CA2173354C (en) Diamond-coated tools and process for making
AU2003220073B2 (en) Nanolayered coated cutting tool and method for making the same
US7901796B2 (en) Coated cutting tool and manufacturing method thereof
EP1479791A2 (en) Cutting tool
US5716170A (en) Diamond coated cutting member and method of making the same
US6565957B2 (en) Coated cutting tool
DE602006000601T2 (en) Surface coated cermet cutter with hard coating layer and excellent chip resistance in high speed cutting
EP1736565A1 (en) Composite coatings for finishing of hardened steels
US5395680A (en) Coated cutting tools
US6254984B1 (en) Members with multi-layer coatings
EP0392519B1 (en) Surface-coated tool member of tungsten carbide based cemented carbide
KR100978438B1 (en) Coated tool
EP0682580B2 (en) Cemented carbide with binder phase enriched surface zone and enhanced edge toughness behaviour
US6214247B1 (en) Substrate treatment method
DE60133705T3 (en) Tool made of a sintered boron nitride body with a coated surface
JP2935982B2 (en) Coated cutting tools, milling method of the preparation and ductile iron
JP4702520B2 (en) Cutting tool made of surface-coated cemented carbide that provides excellent wear resistance with a hard coating layer in high-speed cutting of hardened steel
EP1842610A1 (en) Surface-coated cutting tool and process for producing the same
KR101194206B1 (en) A coated cemented carbide cutting tool insert and method of making it
US5137398A (en) Drill bit having a diamond-coated sintered body
US7410707B2 (en) Surface-coated cutting tool
ES2424115T3 (en) Coated cutting tool
EP1626105A1 (en) Surface-coated cermet cutting tool with hard coating layer having excellent chipping resistance in high-speed intermittent cutting work

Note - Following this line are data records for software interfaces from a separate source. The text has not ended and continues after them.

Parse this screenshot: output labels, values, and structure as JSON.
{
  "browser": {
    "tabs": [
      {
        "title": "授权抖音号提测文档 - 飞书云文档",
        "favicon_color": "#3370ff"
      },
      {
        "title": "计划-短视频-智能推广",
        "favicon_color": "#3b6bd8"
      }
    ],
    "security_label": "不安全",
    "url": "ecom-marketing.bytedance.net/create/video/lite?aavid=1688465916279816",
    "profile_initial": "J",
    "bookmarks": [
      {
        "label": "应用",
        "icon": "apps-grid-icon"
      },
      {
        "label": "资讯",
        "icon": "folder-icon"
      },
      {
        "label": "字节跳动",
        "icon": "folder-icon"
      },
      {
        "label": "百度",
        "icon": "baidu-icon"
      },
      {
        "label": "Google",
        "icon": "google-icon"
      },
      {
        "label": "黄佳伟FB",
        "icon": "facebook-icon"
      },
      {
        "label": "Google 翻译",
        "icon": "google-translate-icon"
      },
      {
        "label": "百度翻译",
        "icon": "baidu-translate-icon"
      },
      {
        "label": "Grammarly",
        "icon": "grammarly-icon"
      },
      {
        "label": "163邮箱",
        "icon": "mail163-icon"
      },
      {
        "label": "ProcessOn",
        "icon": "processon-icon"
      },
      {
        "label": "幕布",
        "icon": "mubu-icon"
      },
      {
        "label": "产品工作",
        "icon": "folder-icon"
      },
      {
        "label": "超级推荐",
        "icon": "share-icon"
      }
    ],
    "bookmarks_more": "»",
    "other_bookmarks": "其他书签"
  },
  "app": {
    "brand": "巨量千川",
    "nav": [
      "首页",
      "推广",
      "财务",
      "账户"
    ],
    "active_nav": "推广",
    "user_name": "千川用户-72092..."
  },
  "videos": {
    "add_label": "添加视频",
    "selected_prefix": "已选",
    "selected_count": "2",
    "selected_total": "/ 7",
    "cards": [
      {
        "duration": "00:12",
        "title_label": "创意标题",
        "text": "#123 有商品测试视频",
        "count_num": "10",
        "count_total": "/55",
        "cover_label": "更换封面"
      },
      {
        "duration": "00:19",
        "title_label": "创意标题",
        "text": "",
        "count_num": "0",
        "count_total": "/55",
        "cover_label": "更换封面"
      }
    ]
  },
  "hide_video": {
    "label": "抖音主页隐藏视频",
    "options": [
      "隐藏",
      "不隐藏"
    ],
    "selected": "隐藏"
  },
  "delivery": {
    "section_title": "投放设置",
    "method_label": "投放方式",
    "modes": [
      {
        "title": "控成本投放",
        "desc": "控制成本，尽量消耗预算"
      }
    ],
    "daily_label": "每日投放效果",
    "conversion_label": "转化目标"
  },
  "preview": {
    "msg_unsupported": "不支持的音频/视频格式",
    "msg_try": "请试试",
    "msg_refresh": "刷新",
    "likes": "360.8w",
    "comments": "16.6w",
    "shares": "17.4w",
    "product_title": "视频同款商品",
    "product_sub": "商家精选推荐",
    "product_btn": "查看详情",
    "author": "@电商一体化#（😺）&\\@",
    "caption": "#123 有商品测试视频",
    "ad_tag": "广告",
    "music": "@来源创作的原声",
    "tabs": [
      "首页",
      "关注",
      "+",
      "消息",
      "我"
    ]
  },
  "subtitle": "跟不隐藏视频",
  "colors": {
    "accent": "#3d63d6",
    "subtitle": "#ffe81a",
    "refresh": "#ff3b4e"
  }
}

Legal Events

Date Code Title Description
STCF Information on status: patent grant

Free format text: PATENTED CASE

FPAY Fee payment

Year of fee payment: 4

FPAY Fee payment

Year of fee payment: 8

FPAY Fee payment

Year of fee payment: 12